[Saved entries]
--*--

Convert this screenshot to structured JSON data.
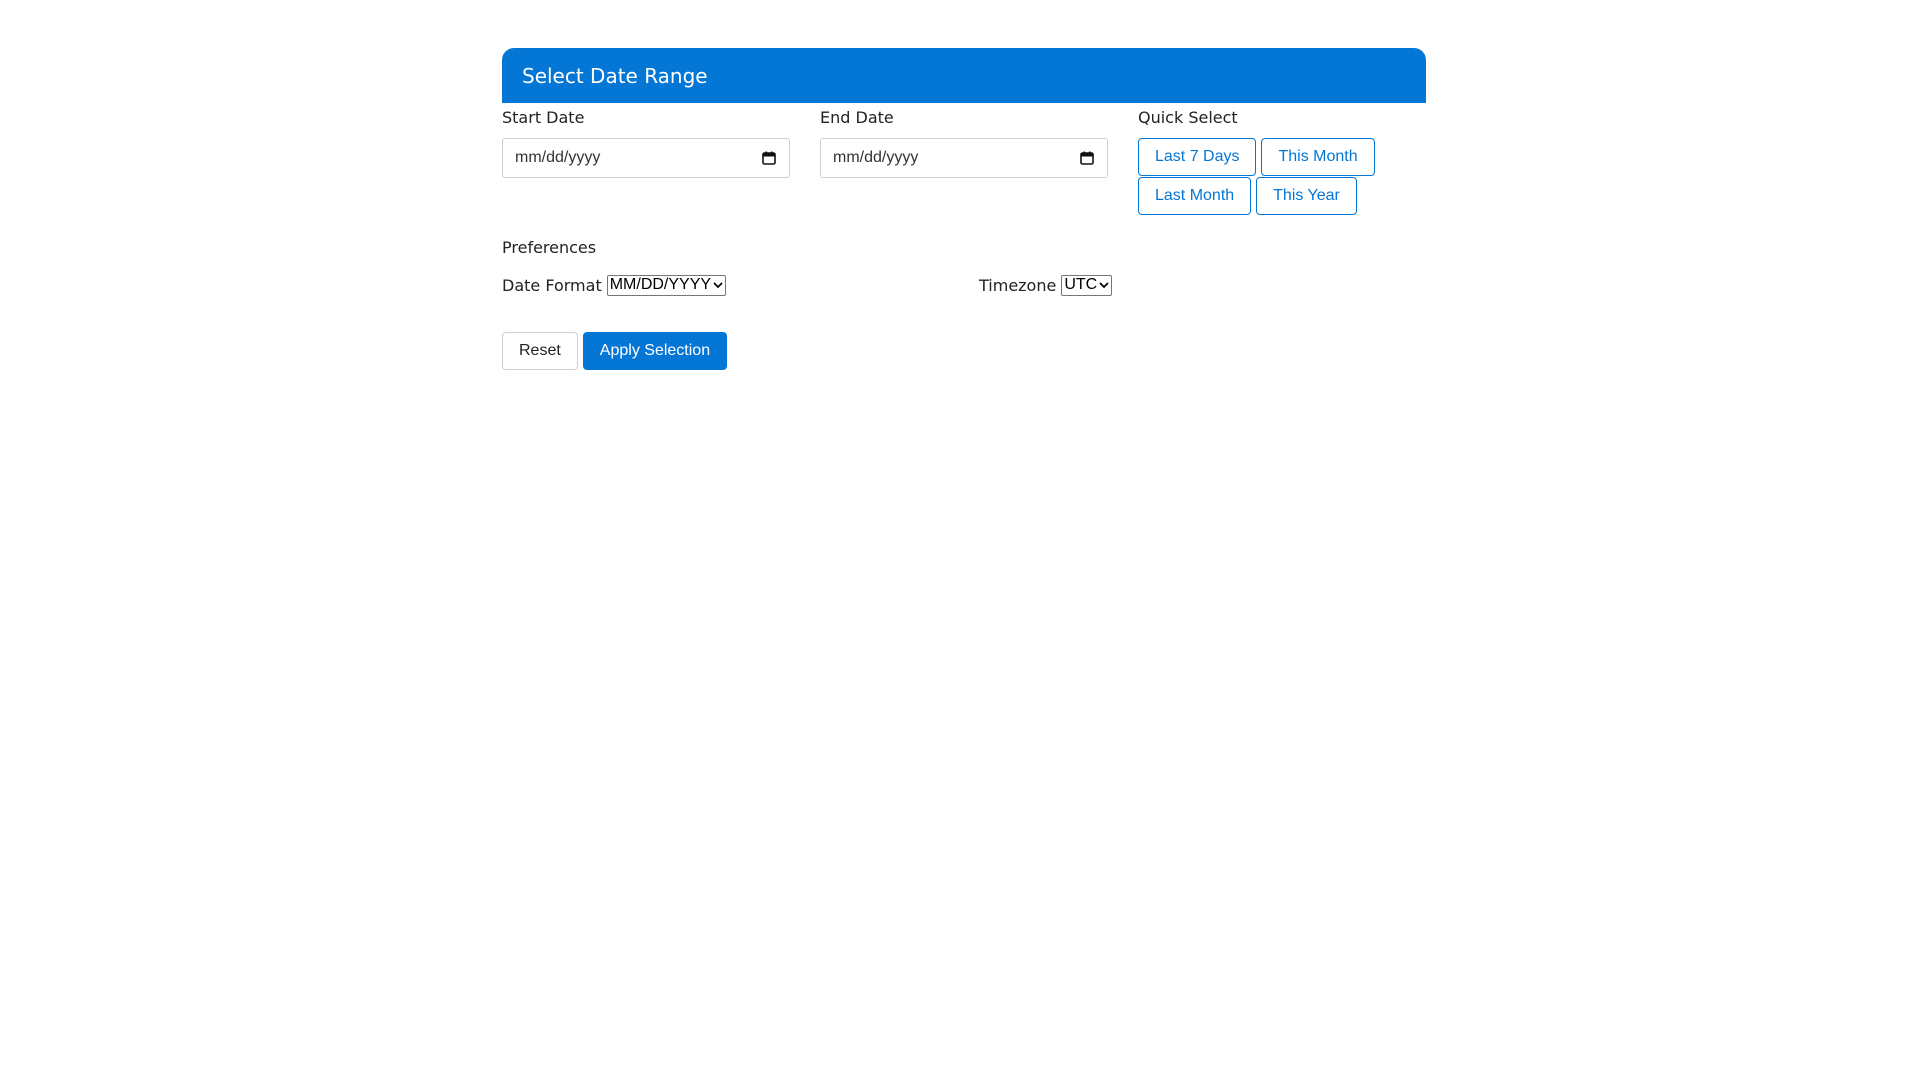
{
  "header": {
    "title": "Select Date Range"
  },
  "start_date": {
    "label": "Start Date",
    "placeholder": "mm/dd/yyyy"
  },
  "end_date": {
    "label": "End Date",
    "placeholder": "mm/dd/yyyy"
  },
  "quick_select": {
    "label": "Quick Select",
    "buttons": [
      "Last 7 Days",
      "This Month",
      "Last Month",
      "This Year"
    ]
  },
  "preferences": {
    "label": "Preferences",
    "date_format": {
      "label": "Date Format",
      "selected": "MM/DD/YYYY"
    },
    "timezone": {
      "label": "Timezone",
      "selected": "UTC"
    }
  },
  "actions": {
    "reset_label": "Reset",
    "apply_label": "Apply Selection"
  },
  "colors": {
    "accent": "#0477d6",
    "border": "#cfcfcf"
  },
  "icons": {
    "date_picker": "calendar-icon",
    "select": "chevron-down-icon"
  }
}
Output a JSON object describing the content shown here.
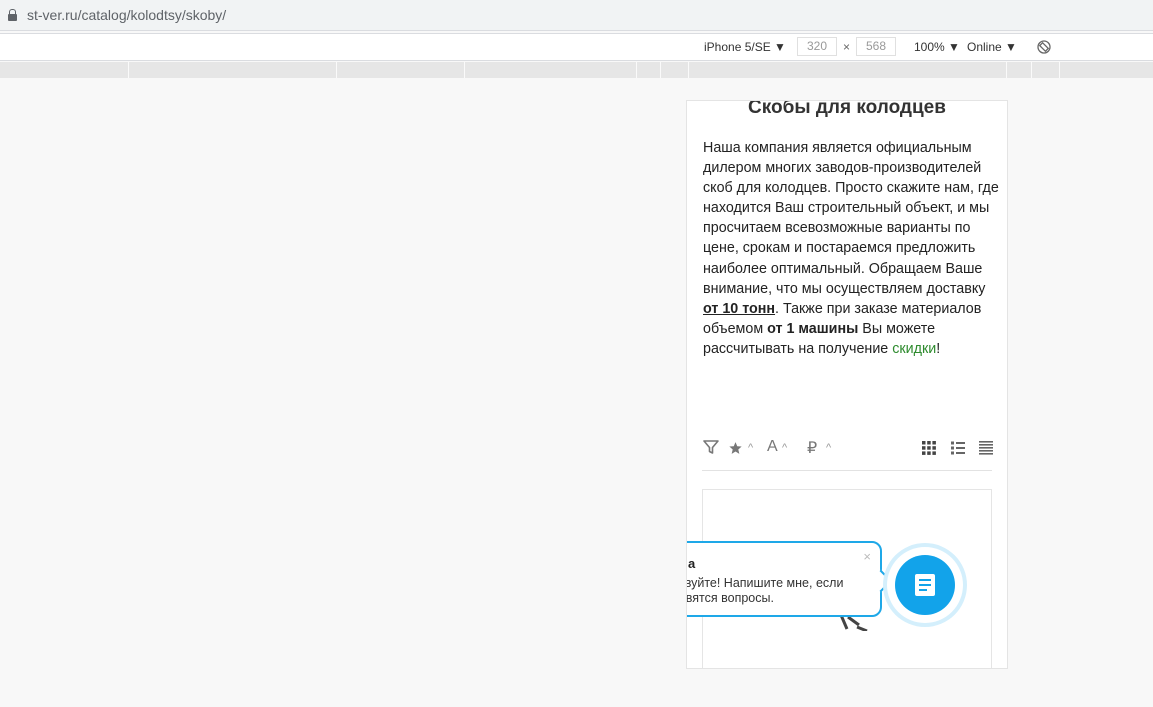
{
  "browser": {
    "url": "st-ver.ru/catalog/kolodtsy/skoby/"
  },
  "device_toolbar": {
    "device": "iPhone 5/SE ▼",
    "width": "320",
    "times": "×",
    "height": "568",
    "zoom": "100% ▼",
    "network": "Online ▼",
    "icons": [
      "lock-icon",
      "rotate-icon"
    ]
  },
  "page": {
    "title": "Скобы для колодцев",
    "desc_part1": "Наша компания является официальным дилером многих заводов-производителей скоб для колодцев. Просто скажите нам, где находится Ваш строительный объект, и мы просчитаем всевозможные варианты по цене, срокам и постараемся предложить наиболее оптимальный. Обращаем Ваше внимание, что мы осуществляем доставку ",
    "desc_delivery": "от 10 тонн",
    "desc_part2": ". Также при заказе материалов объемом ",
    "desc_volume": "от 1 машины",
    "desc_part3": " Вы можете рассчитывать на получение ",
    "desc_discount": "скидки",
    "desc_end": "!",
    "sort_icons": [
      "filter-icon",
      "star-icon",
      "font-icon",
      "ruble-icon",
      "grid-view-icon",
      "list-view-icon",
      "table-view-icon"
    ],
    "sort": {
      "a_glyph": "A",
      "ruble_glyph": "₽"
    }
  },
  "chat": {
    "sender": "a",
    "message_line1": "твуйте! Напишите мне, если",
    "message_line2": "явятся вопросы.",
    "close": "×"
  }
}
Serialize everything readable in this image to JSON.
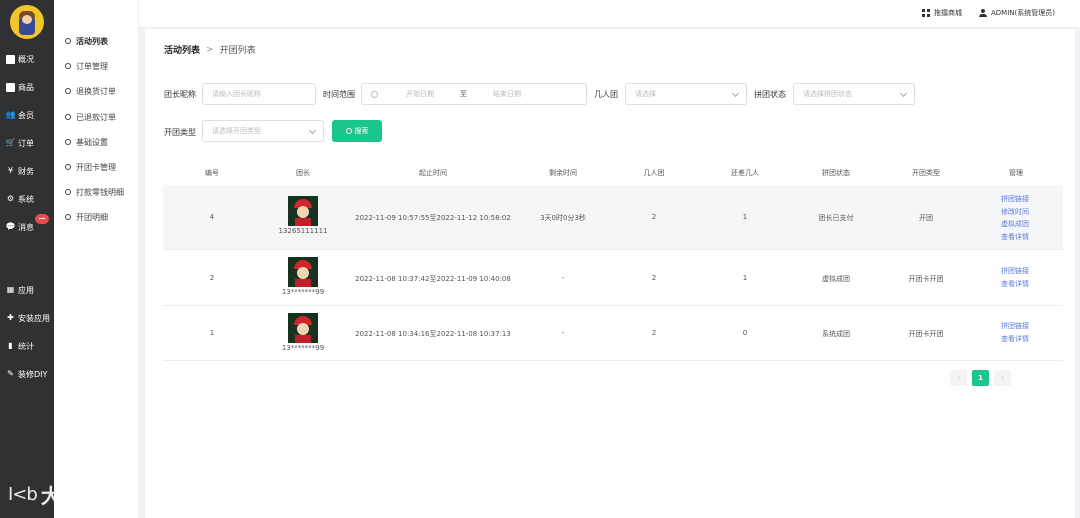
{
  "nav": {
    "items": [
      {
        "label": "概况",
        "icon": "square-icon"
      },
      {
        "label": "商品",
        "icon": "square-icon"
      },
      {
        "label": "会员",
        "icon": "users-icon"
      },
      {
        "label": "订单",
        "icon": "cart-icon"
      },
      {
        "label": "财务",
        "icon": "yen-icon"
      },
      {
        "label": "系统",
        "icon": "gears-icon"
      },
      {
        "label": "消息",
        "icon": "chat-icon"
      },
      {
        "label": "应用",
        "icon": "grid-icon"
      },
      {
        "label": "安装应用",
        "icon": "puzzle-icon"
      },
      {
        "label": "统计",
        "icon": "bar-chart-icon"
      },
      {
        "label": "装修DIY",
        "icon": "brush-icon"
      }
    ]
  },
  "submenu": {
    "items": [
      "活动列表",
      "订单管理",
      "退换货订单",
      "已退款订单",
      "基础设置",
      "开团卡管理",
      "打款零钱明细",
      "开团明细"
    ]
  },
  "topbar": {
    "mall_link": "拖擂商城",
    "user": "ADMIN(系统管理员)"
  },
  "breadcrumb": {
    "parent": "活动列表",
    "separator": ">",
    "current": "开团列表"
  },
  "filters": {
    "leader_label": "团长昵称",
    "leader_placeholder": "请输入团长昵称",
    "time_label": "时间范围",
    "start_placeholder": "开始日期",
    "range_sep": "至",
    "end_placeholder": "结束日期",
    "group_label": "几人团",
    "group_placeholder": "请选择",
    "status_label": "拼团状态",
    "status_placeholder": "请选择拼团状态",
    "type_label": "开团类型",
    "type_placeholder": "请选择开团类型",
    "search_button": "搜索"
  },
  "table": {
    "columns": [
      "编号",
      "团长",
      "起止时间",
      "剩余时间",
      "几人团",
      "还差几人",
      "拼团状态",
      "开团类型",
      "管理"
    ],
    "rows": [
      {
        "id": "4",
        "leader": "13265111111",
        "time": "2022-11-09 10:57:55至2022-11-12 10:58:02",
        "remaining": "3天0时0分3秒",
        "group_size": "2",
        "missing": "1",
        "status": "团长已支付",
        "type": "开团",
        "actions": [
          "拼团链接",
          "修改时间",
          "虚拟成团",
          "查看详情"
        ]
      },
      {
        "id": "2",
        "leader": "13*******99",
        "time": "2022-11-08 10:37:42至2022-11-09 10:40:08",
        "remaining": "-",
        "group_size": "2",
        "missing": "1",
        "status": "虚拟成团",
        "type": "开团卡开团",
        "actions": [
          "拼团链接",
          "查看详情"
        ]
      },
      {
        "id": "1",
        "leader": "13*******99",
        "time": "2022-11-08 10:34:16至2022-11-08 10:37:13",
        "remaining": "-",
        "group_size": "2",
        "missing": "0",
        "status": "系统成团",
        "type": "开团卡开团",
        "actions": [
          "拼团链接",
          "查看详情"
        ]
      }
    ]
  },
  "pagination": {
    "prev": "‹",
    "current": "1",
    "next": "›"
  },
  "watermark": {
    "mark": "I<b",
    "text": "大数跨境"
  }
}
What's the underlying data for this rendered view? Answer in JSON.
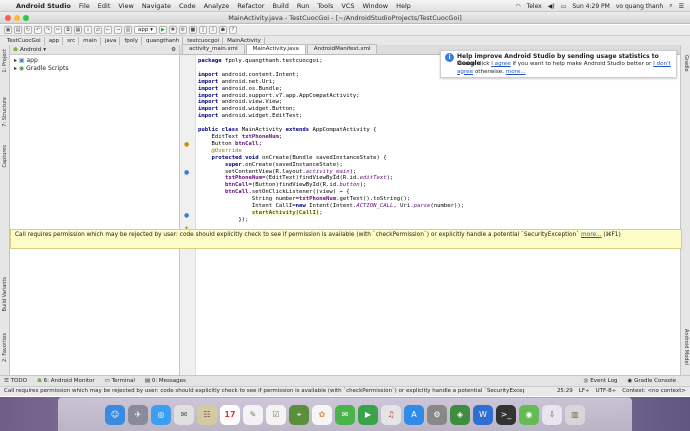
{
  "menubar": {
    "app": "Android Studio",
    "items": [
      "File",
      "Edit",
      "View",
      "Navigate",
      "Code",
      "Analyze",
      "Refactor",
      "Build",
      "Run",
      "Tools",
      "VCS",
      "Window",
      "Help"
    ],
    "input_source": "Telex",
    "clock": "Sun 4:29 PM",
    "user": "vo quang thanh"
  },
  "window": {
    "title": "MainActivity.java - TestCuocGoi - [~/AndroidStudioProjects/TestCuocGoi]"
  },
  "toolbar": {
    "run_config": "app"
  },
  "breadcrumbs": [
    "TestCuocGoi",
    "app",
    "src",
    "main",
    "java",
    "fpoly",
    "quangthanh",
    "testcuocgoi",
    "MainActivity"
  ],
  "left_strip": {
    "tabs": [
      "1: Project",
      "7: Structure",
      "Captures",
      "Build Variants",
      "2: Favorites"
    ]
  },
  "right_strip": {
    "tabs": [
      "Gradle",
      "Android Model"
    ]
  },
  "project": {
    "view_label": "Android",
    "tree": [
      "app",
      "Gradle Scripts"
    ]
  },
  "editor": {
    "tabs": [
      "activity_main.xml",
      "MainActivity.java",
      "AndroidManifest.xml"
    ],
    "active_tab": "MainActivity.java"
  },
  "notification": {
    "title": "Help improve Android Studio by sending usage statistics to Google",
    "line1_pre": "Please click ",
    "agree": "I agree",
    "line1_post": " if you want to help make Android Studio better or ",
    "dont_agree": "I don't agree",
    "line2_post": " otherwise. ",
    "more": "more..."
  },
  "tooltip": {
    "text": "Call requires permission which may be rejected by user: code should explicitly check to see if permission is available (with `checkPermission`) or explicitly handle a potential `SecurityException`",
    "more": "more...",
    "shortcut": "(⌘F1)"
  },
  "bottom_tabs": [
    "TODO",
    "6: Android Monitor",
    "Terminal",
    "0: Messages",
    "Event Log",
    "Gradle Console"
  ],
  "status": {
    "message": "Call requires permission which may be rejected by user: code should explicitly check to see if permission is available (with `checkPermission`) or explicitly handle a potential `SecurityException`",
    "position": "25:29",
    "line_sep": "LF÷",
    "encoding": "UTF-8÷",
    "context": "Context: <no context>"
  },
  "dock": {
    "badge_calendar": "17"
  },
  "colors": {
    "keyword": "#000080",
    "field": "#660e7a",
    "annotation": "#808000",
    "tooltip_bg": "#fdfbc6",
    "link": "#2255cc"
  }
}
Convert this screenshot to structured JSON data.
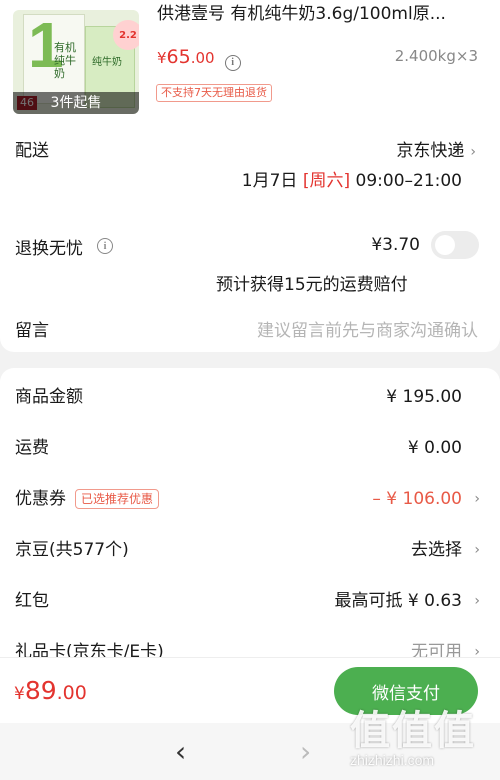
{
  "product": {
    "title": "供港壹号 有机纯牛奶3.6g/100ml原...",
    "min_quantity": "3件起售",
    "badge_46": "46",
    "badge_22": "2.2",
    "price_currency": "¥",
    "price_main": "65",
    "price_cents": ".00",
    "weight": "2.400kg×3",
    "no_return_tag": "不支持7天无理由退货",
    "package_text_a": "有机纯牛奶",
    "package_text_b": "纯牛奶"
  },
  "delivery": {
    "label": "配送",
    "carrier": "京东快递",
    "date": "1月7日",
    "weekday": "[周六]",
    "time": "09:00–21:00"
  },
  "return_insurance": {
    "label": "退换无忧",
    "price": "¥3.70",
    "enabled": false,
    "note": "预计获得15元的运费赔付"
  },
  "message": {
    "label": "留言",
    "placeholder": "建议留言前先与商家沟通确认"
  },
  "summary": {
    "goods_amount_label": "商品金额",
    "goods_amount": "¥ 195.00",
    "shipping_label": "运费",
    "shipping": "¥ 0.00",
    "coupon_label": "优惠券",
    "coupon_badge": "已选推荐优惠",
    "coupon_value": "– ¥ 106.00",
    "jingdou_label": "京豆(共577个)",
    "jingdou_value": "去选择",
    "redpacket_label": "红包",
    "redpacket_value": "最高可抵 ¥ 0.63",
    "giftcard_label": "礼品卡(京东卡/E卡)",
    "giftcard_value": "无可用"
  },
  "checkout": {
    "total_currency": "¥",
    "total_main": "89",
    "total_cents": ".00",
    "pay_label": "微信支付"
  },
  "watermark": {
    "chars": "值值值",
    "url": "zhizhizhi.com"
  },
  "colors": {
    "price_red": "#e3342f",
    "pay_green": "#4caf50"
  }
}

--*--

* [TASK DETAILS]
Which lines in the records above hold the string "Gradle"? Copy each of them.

* [SOLUTION FOR THIS EXERCISE]
      "Gradle",
      "Gradle Scripts"
    "Gradle Console"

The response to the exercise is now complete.